The Right Coast

February 28, 2006
A rocket blast from the past
By Tom Smith

I was in the university library looking for stuff on Agatha Christie for Patrick's school report, when I came across some of the books of Arthur C. Clarke. It brought back powerful memories.

Clarke and Isaac Asimov changed my life. Unlike my kids, I did not discover reading until I was in eighth grade. Until then, my passion in life was football. (All the other kids had not yet gotten bigger than I.) I also loved skiing, and war movies. That was pretty much it. Then I caught pneumonia, and had to spend three weeks, maybe more, at home. I asked my dad to get some books for me at the library, and suggested science fiction, thinking vaguely it might be less boring than other books. He brought home a stack of Clarke and Asimov books. There was 2001, Childhood's End, collections of short stories. I was entranced. My sickbed was transported to the stars, where philosophical paradoxes played themselves out on the largest of scales.
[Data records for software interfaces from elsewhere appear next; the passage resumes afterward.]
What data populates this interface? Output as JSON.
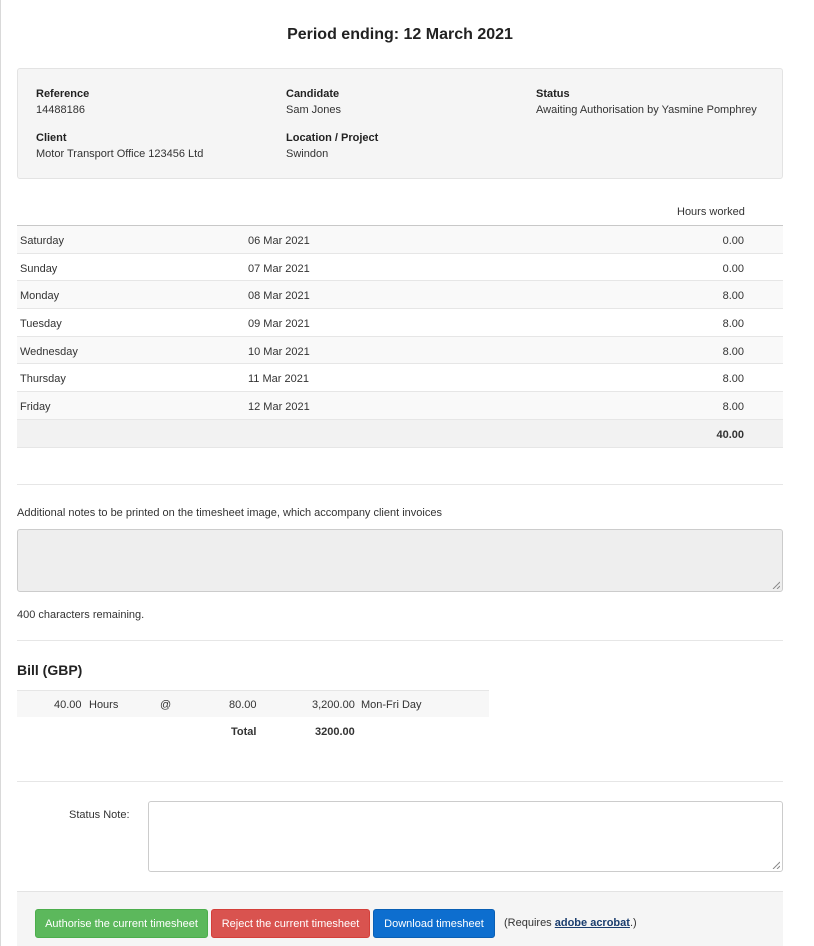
{
  "title": "Period ending: 12 March 2021",
  "info": {
    "reference_label": "Reference",
    "reference": "14488186",
    "candidate_label": "Candidate",
    "candidate": "Sam Jones",
    "status_label": "Status",
    "status": "Awaiting Authorisation by Yasmine Pomphrey",
    "client_label": "Client",
    "client": "Motor Transport Office 123456 Ltd",
    "location_label": "Location / Project",
    "location": "Swindon"
  },
  "hours": {
    "header": "Hours worked",
    "rows": [
      {
        "day": "Saturday",
        "date": "06 Mar 2021",
        "hours": "0.00"
      },
      {
        "day": "Sunday",
        "date": "07 Mar 2021",
        "hours": "0.00"
      },
      {
        "day": "Monday",
        "date": "08 Mar 2021",
        "hours": "8.00"
      },
      {
        "day": "Tuesday",
        "date": "09 Mar 2021",
        "hours": "8.00"
      },
      {
        "day": "Wednesday",
        "date": "10 Mar 2021",
        "hours": "8.00"
      },
      {
        "day": "Thursday",
        "date": "11 Mar 2021",
        "hours": "8.00"
      },
      {
        "day": "Friday",
        "date": "12 Mar 2021",
        "hours": "8.00"
      }
    ],
    "total": "40.00"
  },
  "notes": {
    "label": "Additional notes to be printed on the timesheet image, which accompany client invoices",
    "value": "",
    "remaining": "400 characters remaining."
  },
  "bill": {
    "title": "Bill (GBP)",
    "qty": "40.00",
    "unit": "Hours",
    "at": "@",
    "rate": "80.00",
    "amount": "3,200.00",
    "rate_name": "Mon-Fri Day",
    "total_label": "Total",
    "total": "3200.00"
  },
  "status_note": {
    "label": "Status Note:",
    "value": ""
  },
  "actions": {
    "authorise": "Authorise the current timesheet",
    "reject": "Reject the current timesheet",
    "download": "Download timesheet",
    "requires_prefix": "(Requires ",
    "requires_link": "adobe acrobat",
    "requires_suffix": ".)"
  },
  "colors": {
    "authorise": "#5cb85c",
    "reject": "#d9534f",
    "download": "#0d6ecf"
  },
  "icons": {
    "resize_grip": "textarea-resize-icon"
  }
}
From there I decided I had to find out about astronomy, philosophy, theology and every other topic these writers touched on, however superficially. I am quite sure that had I not fallen ill, and spent weeks with nothing to do but read, and come across these very thought provoking, if not literary, books, my life would have been a lot less interesting. Maybe it is just a symptom of middle age, but I think nothing can recapture that excitement, of your mind opening up for the first time. It was even better than listening to the White Album for the first time.